The rule of law protects us all
DAILY MONITOR – The elephant is a very huge animal. It was once suggested that there was no need for a bridge that all animals had spent enormous energy to construct so that they could cross to the other side of the jungle to hunt. Mr Elephant, tall as he is, thought he did not need the bridge, and so for him, there was no need for the bridge. It didn’t matter to him that others weren’t his size and, therefore, needed a bridge.
Unfortunately, Mr Elephant lost both hind legs and could only crawl with the help of others. The bridge finally became relevant, and it was the only means Mr Elephant could cross to the other side of the jungle.
As I write, a man who was once powerful and untouchable, will probably apply for bail. He will desire that the court martial is independent. Appearing before a committee of Parliament not so long ago, Gen Kale Kayihura vigorously argued for the abolition of the 48-hour rule because it was an inconvenience to police investigations. Because we are humans, when we are satisfied, we often don’t imagine how the hungry feel and we sometimes call them greedy when we see them yearning for food. When one is at the helm of power, they think that the rule of law is an inconvenience to them or that it is not necessary altogether. What they don’t think about is that someday, they too will need the protection of the system they once abused or even weakened themselves.
I would imagine if Idi Amin had been arrested in Uganda, he wouldn’t like to be killed the way he killed other people. Perhaps he could have regretted why there was no constitution to safeguard his rights to a fair trial. So because he was at the very top, the system was not necessary.
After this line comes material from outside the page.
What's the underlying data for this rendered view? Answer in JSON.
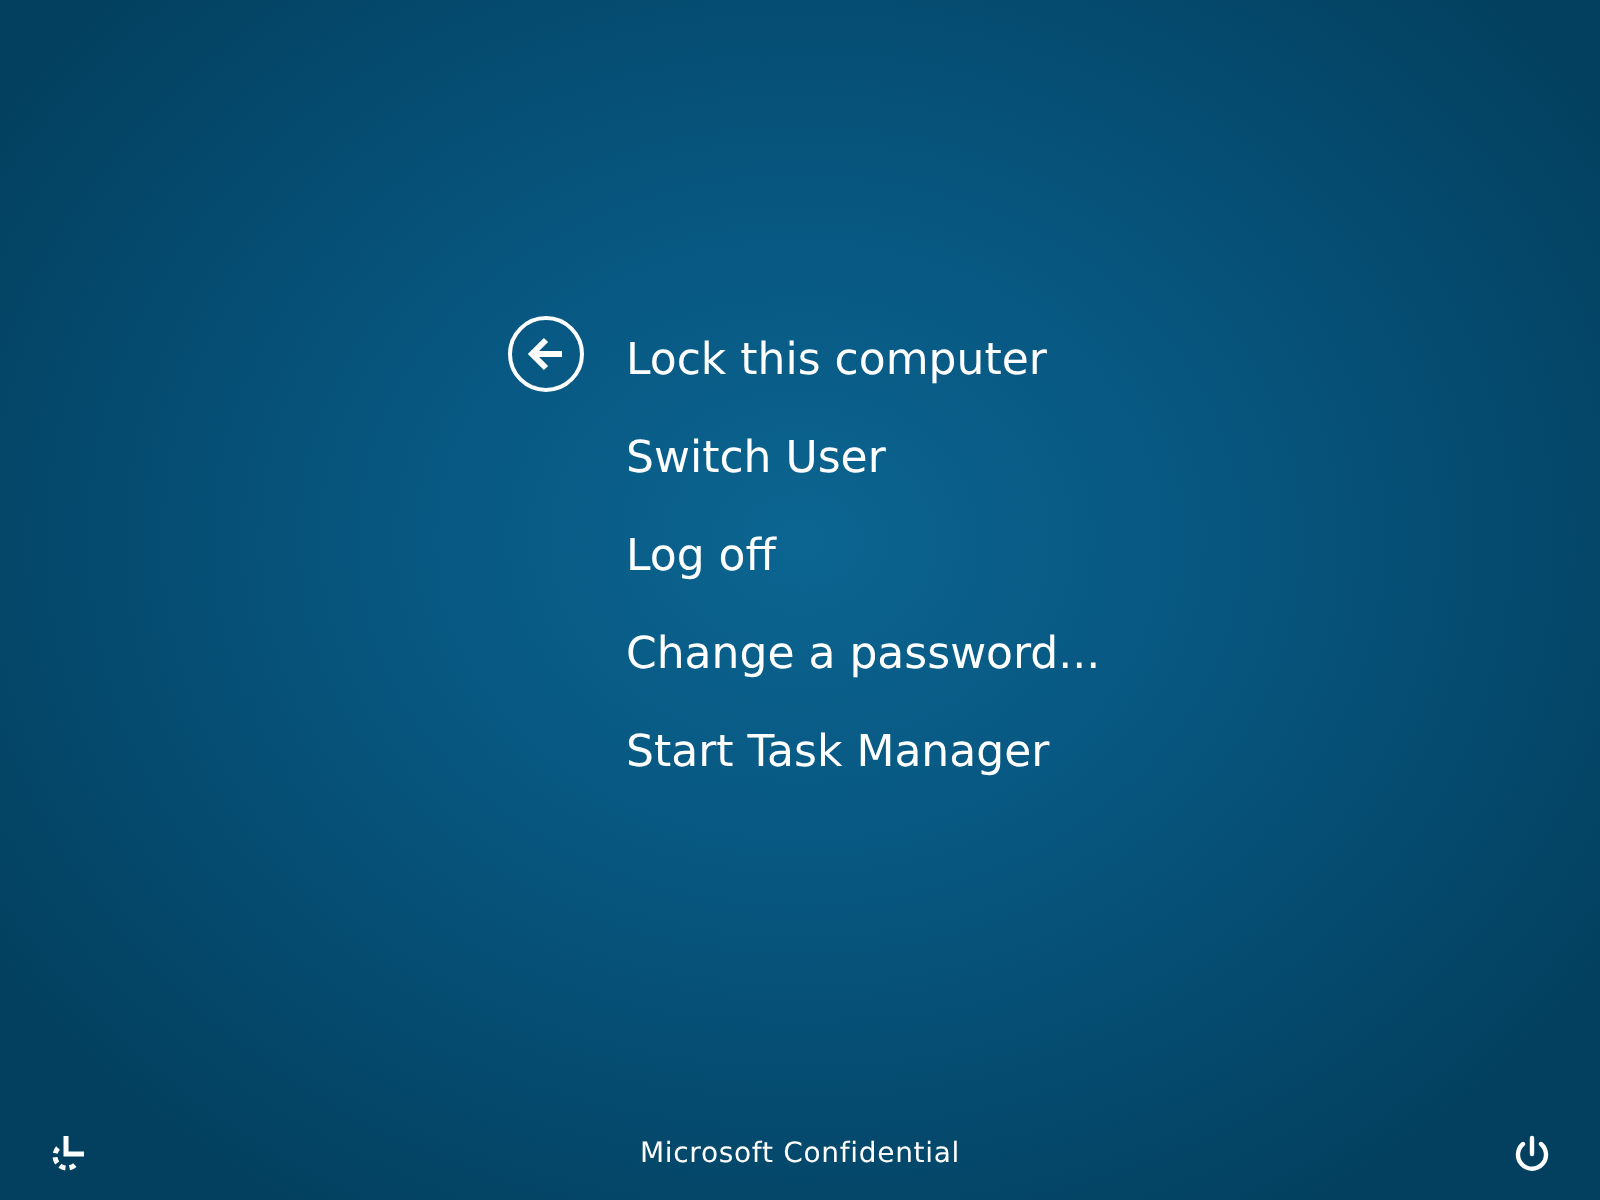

Our President thinks that there should be no bail and police bond for “killers”. This statement, which I will take as a presidential directive because of the tone in which it was made, has many flaws. It presumes that before a person is found guilty by courts, he is already guilty (killers as opposed to suspects). This is contrary to a near universal principle of presumption of innocence that is central to a fair criminal justice system. The right to apply for bail is premised on the presumption that the suspect is innocent until he or she is proved guilty or pleads guilty.
It is critical that society understands the import of this principle: First, crimes are often committed discretely with no direct evidence. Concluding that someone is guilty before enough evidence is adduced against them risks jailing innocent people. Our criminal justice system is not perfect, but at least there must be a higher standard that minimises the risk of jailing innocent persons. That is why the standard of proof is beyond reasonable doubt as opposed to balance of probability applicable in civil matters.
Second, people can malign others either because of grievances or hatred. Their evidence must be subjected to a scrutinious court process to ascertain its truthfulness. Third, some persons who commit crime don’t do it out of their own will. Some are mentally ill and they don’t have control of their mental faculties while others act out of provocation or self-defence.